The task: All of the entries need to be copied character for character.

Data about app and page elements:
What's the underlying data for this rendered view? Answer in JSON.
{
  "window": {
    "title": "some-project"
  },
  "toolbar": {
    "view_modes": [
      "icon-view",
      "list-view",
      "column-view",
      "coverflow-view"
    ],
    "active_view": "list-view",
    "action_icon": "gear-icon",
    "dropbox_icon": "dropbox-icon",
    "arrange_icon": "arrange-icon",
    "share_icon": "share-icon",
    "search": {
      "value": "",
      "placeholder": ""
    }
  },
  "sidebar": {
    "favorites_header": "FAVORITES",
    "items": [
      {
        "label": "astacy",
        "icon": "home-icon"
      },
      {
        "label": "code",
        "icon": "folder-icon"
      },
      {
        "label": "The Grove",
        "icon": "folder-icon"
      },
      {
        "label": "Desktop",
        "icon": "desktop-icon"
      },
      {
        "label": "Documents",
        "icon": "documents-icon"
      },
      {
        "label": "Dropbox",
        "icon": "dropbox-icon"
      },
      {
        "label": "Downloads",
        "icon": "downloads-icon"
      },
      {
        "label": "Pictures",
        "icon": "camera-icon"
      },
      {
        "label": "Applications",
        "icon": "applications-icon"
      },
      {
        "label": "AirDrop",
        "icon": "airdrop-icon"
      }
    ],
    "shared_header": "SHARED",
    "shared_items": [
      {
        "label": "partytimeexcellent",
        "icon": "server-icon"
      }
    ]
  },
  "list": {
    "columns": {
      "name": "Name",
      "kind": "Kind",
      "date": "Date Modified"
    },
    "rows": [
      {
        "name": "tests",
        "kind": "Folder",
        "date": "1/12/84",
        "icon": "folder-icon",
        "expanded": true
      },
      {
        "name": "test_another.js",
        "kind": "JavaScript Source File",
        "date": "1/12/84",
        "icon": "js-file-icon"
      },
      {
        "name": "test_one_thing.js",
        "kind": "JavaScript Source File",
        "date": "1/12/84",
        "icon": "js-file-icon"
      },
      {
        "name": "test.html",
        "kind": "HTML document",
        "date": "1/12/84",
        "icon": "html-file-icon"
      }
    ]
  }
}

Response to this exercise:
What's the underlying data for this rendered view? Answer in JSON.
{
  "window": {
    "title": "some-project"
  },
  "toolbar": {
    "view_modes": [
      "icon-view",
      "list-view",
      "column-view",
      "coverflow-view"
    ],
    "active_view": "list-view",
    "action_icon": "gear-icon",
    "dropbox_icon": "dropbox-icon",
    "arrange_icon": "arrange-icon",
    "share_icon": "share-icon",
    "search": {
      "value": "",
      "placeholder": ""
    }
  },
  "sidebar": {
    "favorites_header": "FAVORITES",
    "items": [
      {
        "label": "astacy",
        "icon": "home-icon"
      },
      {
        "label": "code",
        "icon": "folder-icon"
      },
      {
        "label": "The Grove",
        "icon": "folder-icon"
      },
      {
        "label": "Desktop",
        "icon": "desktop-icon"
      },
      {
        "label": "Documents",
        "icon": "documents-icon"
      },
      {
        "label": "Dropbox",
        "icon": "dropbox-icon"
      },
      {
        "label": "Downloads",
        "icon": "downloads-icon"
      },
      {
        "label": "Pictures",
        "icon": "camera-icon"
      },
      {
        "label": "Applications",
        "icon": "applications-icon"
      },
      {
        "label": "AirDrop",
        "icon": "airdrop-icon"
      }
    ],
    "shared_header": "SHARED",
    "shared_items": [
      {
        "label": "partytimeexcellent",
        "icon": "server-icon"
      }
    ]
  },
  "list": {
    "columns": {
      "name": "Name",
      "kind": "Kind",
      "date": "Date Modified"
    },
    "rows": [
      {
        "name": "tests",
        "kind": "Folder",
        "date": "1/12/84",
        "icon": "folder-icon",
        "expanded": true
      },
      {
        "name": "test_another.js",
        "kind": "JavaScript Source File",
        "date": "1/12/84",
        "icon": "js-file-icon"
      },
      {
        "name": "test_one_thing.js",
        "kind": "JavaScript Source File",
        "date": "1/12/84",
        "icon": "js-file-icon"
      },
      {
        "name": "test.html",
        "kind": "HTML document",
        "date": "1/12/84",
        "icon": "html-file-icon"
      }
    ]
  }
}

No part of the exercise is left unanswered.